TOTENBERG: That may be true, but it was not the baseline established by the court today. Writing for the dissent, Justice Elena Kagan accused the majority of yet again rewriting the Voting Rights Act, a law she noted that was designed to bring about the end of discrimination in voting. Never before has a statute done more to advance the nation's highest ideals, she said. Few laws are more vital in the current moment. Yet in the last decade, this court has treated no statute worse. The Voting Rights Act confronted one of this country's most enduring wrongs and pledged to give every American of every race an equal chance to participate in our democracy, she said. That law of all laws should not be diminished by this court.

Election law experts said today's ruling will likely have an immediate impact in Georgia, making it much more difficult for the Biden administration to win its recent challenge to newly enacted voting restrictions in the Peach State. The ruling will also add pressure on Democrats in the Senate to try to find a way to enact a new voting rights law, some version of bills already passed by the House and blocked by Republicans in the Senate. But voting rights advocates are caught between a Supreme Court hostile to voting rights and a Republican Party that has abandoned its one-time support for voting rights. Again, Professor Hasen.

HASEN: We've seen a sea change in the Republican Party's attitudes towards the Voting Rights Act. As the Republican Party becomes more reliant on white voters, it has less of an incentive to support any renewed voting rights protection.
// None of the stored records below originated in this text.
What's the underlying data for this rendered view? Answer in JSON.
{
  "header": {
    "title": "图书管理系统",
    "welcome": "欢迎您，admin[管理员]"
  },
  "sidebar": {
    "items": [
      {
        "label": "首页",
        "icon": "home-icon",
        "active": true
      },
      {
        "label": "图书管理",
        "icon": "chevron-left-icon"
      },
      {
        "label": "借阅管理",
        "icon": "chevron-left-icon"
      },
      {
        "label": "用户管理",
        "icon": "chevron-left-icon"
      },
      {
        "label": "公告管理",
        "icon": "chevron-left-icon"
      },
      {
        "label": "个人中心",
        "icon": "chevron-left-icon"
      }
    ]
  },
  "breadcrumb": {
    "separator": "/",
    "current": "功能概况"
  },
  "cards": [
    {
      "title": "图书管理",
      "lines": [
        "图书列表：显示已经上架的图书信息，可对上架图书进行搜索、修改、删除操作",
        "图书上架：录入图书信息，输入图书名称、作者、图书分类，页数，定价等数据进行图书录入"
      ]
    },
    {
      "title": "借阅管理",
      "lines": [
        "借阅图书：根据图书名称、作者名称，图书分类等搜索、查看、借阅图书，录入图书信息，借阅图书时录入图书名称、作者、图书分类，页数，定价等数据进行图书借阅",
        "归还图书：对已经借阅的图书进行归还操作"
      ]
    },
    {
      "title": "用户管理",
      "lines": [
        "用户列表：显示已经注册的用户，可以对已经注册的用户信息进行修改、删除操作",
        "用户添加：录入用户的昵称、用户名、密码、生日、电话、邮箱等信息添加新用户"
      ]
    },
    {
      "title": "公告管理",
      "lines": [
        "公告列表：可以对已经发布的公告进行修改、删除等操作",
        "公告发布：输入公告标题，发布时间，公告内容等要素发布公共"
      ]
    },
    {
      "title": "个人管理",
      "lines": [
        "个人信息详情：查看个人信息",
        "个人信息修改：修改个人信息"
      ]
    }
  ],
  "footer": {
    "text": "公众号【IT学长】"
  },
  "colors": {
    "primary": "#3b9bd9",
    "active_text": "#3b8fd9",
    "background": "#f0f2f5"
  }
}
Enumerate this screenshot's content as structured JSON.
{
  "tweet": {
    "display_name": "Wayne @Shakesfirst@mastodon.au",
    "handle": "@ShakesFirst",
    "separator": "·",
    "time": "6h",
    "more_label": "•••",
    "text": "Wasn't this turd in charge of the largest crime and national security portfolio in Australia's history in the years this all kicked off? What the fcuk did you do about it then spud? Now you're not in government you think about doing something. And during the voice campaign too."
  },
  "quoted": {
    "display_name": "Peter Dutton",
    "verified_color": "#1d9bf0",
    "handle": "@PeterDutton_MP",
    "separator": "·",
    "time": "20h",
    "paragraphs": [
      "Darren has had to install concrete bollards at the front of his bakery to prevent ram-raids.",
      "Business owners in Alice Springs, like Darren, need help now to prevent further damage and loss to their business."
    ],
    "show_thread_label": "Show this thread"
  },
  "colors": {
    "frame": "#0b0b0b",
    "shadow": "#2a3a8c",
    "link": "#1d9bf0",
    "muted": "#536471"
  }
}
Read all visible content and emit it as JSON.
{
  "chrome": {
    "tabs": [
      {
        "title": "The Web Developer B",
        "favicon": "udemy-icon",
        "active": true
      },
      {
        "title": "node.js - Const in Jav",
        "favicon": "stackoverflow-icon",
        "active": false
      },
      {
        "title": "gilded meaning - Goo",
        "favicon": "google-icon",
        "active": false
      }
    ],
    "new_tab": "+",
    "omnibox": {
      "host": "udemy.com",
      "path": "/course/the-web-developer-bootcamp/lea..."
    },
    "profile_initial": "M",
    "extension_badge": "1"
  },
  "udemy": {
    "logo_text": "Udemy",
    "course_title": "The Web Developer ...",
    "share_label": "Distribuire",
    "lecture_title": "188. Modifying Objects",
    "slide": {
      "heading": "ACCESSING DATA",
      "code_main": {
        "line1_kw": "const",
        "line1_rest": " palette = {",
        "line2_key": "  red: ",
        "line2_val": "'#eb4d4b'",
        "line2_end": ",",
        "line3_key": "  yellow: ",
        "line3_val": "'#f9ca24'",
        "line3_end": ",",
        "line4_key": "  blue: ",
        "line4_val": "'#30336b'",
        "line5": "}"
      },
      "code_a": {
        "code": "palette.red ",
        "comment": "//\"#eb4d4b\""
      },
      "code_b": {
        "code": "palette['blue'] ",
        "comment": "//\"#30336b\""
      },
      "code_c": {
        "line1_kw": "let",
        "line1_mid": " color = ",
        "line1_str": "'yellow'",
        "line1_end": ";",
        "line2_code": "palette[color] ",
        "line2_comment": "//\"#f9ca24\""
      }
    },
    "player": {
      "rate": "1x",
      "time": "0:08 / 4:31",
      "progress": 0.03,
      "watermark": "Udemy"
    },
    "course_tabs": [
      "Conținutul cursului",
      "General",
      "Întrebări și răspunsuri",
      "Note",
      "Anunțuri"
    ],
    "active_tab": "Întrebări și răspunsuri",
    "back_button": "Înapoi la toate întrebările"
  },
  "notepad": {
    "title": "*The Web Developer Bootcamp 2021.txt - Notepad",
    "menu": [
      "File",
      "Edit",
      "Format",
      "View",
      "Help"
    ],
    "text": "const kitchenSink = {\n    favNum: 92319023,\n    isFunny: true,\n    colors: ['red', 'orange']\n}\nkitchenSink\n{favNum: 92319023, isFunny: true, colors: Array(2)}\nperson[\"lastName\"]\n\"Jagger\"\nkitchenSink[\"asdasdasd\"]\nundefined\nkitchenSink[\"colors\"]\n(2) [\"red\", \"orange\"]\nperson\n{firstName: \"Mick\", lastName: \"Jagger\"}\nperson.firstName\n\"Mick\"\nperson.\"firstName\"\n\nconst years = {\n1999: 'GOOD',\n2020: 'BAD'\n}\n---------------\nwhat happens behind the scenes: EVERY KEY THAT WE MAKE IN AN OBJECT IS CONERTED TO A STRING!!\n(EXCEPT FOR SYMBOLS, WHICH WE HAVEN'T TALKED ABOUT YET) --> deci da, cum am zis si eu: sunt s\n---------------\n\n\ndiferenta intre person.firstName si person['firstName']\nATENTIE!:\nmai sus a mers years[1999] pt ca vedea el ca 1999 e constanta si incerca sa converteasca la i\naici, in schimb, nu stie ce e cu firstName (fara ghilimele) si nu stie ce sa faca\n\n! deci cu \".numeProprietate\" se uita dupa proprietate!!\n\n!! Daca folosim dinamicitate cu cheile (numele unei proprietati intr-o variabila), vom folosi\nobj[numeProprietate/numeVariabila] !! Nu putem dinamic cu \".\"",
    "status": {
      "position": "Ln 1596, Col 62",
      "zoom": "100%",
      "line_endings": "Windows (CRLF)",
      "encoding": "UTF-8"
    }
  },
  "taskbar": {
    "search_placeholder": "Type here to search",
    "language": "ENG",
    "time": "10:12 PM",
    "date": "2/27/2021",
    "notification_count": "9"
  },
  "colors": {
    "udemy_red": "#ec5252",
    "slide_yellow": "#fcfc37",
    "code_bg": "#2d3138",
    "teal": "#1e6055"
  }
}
TOTENBERG: Nina Totenberg, NPR News, Washington. Transcript provided by NPR, Copyright NPR.